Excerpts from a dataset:
[Start of Attachment]
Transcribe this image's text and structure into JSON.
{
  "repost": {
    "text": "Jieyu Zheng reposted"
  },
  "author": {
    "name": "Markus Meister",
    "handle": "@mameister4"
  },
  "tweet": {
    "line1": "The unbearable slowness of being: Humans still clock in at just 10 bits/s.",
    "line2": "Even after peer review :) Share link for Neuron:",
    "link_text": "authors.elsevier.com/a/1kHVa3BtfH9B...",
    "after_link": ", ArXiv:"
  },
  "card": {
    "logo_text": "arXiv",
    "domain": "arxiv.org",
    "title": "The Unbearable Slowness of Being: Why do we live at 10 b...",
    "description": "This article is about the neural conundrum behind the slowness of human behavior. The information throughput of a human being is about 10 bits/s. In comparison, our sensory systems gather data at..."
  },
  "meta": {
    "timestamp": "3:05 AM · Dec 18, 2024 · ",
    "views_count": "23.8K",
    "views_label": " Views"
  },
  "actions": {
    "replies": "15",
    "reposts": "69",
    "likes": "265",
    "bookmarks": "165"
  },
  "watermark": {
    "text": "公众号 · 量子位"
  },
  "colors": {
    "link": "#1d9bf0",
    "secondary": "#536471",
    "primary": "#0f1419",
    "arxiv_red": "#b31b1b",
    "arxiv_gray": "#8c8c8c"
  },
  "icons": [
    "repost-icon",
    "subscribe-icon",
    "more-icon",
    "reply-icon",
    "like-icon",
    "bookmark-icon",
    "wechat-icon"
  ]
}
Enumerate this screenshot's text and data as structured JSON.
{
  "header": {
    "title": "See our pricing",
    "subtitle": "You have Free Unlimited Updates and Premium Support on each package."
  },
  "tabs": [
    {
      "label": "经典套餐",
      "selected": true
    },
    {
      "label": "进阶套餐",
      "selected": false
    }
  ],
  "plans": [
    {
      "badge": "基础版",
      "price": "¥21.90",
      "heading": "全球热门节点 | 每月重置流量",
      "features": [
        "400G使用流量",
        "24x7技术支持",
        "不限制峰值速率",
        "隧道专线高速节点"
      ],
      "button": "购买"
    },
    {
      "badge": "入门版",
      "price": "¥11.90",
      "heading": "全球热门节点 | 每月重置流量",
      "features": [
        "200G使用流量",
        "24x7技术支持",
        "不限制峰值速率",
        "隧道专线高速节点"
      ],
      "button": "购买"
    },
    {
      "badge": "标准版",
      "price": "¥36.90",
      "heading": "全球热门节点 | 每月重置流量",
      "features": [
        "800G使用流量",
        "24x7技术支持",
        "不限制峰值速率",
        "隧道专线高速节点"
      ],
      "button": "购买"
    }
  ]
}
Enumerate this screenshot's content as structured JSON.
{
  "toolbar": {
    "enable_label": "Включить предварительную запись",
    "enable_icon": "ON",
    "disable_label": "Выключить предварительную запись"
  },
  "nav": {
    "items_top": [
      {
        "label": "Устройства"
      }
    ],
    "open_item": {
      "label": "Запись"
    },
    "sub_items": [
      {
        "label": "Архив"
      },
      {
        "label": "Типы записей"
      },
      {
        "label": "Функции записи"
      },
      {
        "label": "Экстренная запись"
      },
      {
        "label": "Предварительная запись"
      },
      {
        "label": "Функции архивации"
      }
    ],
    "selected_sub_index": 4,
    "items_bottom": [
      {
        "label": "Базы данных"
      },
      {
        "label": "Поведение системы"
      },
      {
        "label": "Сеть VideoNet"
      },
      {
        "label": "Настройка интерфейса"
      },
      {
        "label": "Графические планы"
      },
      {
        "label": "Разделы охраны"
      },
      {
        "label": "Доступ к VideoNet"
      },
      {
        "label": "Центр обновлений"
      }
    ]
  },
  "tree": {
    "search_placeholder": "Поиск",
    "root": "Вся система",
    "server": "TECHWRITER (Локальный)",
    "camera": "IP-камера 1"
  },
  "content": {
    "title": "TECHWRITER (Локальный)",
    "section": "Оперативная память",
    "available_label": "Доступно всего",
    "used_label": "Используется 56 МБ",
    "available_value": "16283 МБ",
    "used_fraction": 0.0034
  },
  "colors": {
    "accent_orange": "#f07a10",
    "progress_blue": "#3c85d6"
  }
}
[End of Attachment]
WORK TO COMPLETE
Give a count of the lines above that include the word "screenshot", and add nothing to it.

REPLY
2